- _Source material_:
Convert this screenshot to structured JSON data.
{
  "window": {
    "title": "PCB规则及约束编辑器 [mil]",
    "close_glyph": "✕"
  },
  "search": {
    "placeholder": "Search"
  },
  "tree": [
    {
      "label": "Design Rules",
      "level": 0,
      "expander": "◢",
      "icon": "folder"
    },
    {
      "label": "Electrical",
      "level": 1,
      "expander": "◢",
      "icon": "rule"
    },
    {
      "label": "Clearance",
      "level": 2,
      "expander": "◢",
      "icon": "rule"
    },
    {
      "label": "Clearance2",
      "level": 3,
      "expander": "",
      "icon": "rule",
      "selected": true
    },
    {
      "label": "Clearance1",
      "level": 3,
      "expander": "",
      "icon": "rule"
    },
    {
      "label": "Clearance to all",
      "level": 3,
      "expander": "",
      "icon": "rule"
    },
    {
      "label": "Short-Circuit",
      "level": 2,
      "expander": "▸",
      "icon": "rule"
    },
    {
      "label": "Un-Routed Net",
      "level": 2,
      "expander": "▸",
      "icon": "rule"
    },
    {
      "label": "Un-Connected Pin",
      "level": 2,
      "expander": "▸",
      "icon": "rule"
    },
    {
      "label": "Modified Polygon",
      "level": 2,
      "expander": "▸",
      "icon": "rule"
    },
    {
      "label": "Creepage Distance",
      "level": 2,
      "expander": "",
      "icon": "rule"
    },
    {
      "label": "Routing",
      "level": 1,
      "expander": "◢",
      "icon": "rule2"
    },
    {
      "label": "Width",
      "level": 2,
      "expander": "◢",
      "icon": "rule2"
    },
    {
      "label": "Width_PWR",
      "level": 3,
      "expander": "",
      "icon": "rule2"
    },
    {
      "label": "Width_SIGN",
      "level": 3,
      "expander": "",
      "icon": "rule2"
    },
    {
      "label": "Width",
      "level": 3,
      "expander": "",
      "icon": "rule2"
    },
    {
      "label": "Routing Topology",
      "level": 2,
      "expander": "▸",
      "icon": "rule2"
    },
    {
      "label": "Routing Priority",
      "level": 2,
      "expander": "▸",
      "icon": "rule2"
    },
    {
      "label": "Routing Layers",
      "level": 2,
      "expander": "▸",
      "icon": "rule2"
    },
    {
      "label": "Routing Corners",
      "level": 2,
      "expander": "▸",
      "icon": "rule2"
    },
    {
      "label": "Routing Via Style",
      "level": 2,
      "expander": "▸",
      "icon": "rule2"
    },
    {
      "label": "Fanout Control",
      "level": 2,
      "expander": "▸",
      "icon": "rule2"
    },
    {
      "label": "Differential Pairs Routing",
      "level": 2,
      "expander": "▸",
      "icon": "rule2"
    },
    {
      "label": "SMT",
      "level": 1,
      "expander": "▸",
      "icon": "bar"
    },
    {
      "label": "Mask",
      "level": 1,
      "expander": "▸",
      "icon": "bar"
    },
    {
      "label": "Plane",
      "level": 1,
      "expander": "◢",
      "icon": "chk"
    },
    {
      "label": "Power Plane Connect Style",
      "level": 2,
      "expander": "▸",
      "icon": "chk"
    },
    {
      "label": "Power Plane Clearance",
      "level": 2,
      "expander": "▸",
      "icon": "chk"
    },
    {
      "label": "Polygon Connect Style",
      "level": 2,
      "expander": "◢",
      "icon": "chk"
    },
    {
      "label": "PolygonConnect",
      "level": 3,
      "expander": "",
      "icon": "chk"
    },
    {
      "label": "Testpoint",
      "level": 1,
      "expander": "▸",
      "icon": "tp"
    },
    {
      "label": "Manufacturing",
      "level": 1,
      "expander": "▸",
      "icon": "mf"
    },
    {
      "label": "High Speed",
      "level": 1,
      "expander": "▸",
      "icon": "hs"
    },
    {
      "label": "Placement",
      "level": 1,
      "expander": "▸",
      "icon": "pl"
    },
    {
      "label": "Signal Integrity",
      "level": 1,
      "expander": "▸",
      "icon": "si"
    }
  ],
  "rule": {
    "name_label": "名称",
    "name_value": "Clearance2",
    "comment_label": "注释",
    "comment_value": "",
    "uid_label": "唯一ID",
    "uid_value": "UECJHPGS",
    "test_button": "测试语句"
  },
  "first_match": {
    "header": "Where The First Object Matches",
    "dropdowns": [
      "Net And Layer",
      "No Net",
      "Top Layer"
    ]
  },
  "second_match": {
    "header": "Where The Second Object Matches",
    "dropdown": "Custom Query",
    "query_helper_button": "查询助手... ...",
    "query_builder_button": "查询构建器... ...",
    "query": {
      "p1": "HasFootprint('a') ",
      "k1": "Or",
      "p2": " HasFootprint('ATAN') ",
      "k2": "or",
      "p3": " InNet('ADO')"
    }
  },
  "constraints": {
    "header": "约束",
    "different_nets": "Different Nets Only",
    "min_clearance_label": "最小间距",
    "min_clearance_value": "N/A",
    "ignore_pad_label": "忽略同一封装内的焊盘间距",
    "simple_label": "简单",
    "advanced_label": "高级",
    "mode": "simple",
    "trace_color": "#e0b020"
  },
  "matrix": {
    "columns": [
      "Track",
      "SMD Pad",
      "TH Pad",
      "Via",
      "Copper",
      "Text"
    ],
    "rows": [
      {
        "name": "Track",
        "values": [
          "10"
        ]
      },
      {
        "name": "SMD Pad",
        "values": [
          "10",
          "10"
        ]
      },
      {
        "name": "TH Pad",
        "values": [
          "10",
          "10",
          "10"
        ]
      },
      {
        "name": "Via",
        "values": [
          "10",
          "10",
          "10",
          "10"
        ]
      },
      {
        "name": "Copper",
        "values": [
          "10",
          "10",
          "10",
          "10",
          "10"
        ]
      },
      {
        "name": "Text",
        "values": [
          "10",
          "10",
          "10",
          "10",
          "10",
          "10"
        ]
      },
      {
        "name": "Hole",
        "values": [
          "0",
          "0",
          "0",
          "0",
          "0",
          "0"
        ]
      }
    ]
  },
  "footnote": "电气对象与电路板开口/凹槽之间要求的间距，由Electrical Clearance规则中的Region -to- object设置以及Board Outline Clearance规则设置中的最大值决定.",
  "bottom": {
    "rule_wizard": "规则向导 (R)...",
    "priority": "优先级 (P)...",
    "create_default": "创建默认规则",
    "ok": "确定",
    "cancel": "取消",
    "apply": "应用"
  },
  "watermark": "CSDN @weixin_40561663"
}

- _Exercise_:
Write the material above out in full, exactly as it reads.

- _Result of this exercise_:
Convert this screenshot to structured JSON data.
{
  "window": {
    "title": "PCB规则及约束编辑器 [mil]",
    "close_glyph": "✕"
  },
  "search": {
    "placeholder": "Search"
  },
  "tree": [
    {
      "label": "Design Rules",
      "level": 0,
      "expander": "◢",
      "icon": "folder"
    },
    {
      "label": "Electrical",
      "level": 1,
      "expander": "◢",
      "icon": "rule"
    },
    {
      "label": "Clearance",
      "level": 2,
      "expander": "◢",
      "icon": "rule"
    },
    {
      "label": "Clearance2",
      "level": 3,
      "expander": "",
      "icon": "rule",
      "selected": true
    },
    {
      "label": "Clearance1",
      "level": 3,
      "expander": "",
      "icon": "rule"
    },
    {
      "label": "Clearance to all",
      "level": 3,
      "expander": "",
      "icon": "rule"
    },
    {
      "label": "Short-Circuit",
      "level": 2,
      "expander": "▸",
      "icon": "rule"
    },
    {
      "label": "Un-Routed Net",
      "level": 2,
      "expander": "▸",
      "icon": "rule"
    },
    {
      "label": "Un-Connected Pin",
      "level": 2,
      "expander": "▸",
      "icon": "rule"
    },
    {
      "label": "Modified Polygon",
      "level": 2,
      "expander": "▸",
      "icon": "rule"
    },
    {
      "label": "Creepage Distance",
      "level": 2,
      "expander": "",
      "icon": "rule"
    },
    {
      "label": "Routing",
      "level": 1,
      "expander": "◢",
      "icon": "rule2"
    },
    {
      "label": "Width",
      "level": 2,
      "expander": "◢",
      "icon": "rule2"
    },
    {
      "label": "Width_PWR",
      "level": 3,
      "expander": "",
      "icon": "rule2"
    },
    {
      "label": "Width_SIGN",
      "level": 3,
      "expander": "",
      "icon": "rule2"
    },
    {
      "label": "Width",
      "level": 3,
      "expander": "",
      "icon": "rule2"
    },
    {
      "label": "Routing Topology",
      "level": 2,
      "expander": "▸",
      "icon": "rule2"
    },
    {
      "label": "Routing Priority",
      "level": 2,
      "expander": "▸",
      "icon": "rule2"
    },
    {
      "label": "Routing Layers",
      "level": 2,
      "expander": "▸",
      "icon": "rule2"
    },
    {
      "label": "Routing Corners",
      "level": 2,
      "expander": "▸",
      "icon": "rule2"
    },
    {
      "label": "Routing Via Style",
      "level": 2,
      "expander": "▸",
      "icon": "rule2"
    },
    {
      "label": "Fanout Control",
      "level": 2,
      "expander": "▸",
      "icon": "rule2"
    },
    {
      "label": "Differential Pairs Routing",
      "level": 2,
      "expander": "▸",
      "icon": "rule2"
    },
    {
      "label": "SMT",
      "level": 1,
      "expander": "▸",
      "icon": "bar"
    },
    {
      "label": "Mask",
      "level": 1,
      "expander": "▸",
      "icon": "bar"
    },
    {
      "label": "Plane",
      "level": 1,
      "expander": "◢",
      "icon": "chk"
    },
    {
      "label": "Power Plane Connect Style",
      "level": 2,
      "expander": "▸",
      "icon": "chk"
    },
    {
      "label": "Power Plane Clearance",
      "level": 2,
      "expander": "▸",
      "icon": "chk"
    },
    {
      "label": "Polygon Connect Style",
      "level": 2,
      "expander": "◢",
      "icon": "chk"
    },
    {
      "label": "PolygonConnect",
      "level": 3,
      "expander": "",
      "icon": "chk"
    },
    {
      "label": "Testpoint",
      "level": 1,
      "expander": "▸",
      "icon": "tp"
    },
    {
      "label": "Manufacturing",
      "level": 1,
      "expander": "▸",
      "icon": "mf"
    },
    {
      "label": "High Speed",
      "level": 1,
      "expander": "▸",
      "icon": "hs"
    },
    {
      "label": "Placement",
      "level": 1,
      "expander": "▸",
      "icon": "pl"
    },
    {
      "label": "Signal Integrity",
      "level": 1,
      "expander": "▸",
      "icon": "si"
    }
  ],
  "rule": {
    "name_label": "名称",
    "name_value": "Clearance2",
    "comment_label": "注释",
    "comment_value": "",
    "uid_label": "唯一ID",
    "uid_value": "UECJHPGS",
    "test_button": "测试语句"
  },
  "first_match": {
    "header": "Where The First Object Matches",
    "dropdowns": [
      "Net And Layer",
      "No Net",
      "Top Layer"
    ]
  },
  "second_match": {
    "header": "Where The Second Object Matches",
    "dropdown": "Custom Query",
    "query_helper_button": "查询助手... ...",
    "query_builder_button": "查询构建器... ...",
    "query": {
      "p1": "HasFootprint('a') ",
      "k1": "Or",
      "p2": " HasFootprint('ATAN') ",
      "k2": "or",
      "p3": " InNet('ADO')"
    }
  },
  "constraints": {
    "header": "约束",
    "different_nets": "Different Nets Only",
    "min_clearance_label": "最小间距",
    "min_clearance_value": "N/A",
    "ignore_pad_label": "忽略同一封装内的焊盘间距",
    "simple_label": "简单",
    "advanced_label": "高级",
    "mode": "simple",
    "trace_color": "#e0b020"
  },
  "matrix": {
    "columns": [
      "Track",
      "SMD Pad",
      "TH Pad",
      "Via",
      "Copper",
      "Text"
    ],
    "rows": [
      {
        "name": "Track",
        "values": [
          "10"
        ]
      },
      {
        "name": "SMD Pad",
        "values": [
          "10",
          "10"
        ]
      },
      {
        "name": "TH Pad",
        "values": [
          "10",
          "10",
          "10"
        ]
      },
      {
        "name": "Via",
        "values": [
          "10",
          "10",
          "10",
          "10"
        ]
      },
      {
        "name": "Copper",
        "values": [
          "10",
          "10",
          "10",
          "10",
          "10"
        ]
      },
      {
        "name": "Text",
        "values": [
          "10",
          "10",
          "10",
          "10",
          "10",
          "10"
        ]
      },
      {
        "name": "Hole",
        "values": [
          "0",
          "0",
          "0",
          "0",
          "0",
          "0"
        ]
      }
    ]
  },
  "footnote": "电气对象与电路板开口/凹槽之间要求的间距，由Electrical Clearance规则中的Region -to- object设置以及Board Outline Clearance规则设置中的最大值决定.",
  "bottom": {
    "rule_wizard": "规则向导 (R)...",
    "priority": "优先级 (P)...",
    "create_default": "创建默认规则",
    "ok": "确定",
    "cancel": "取消",
    "apply": "应用"
  },
  "watermark": "CSDN @weixin_40561663"
}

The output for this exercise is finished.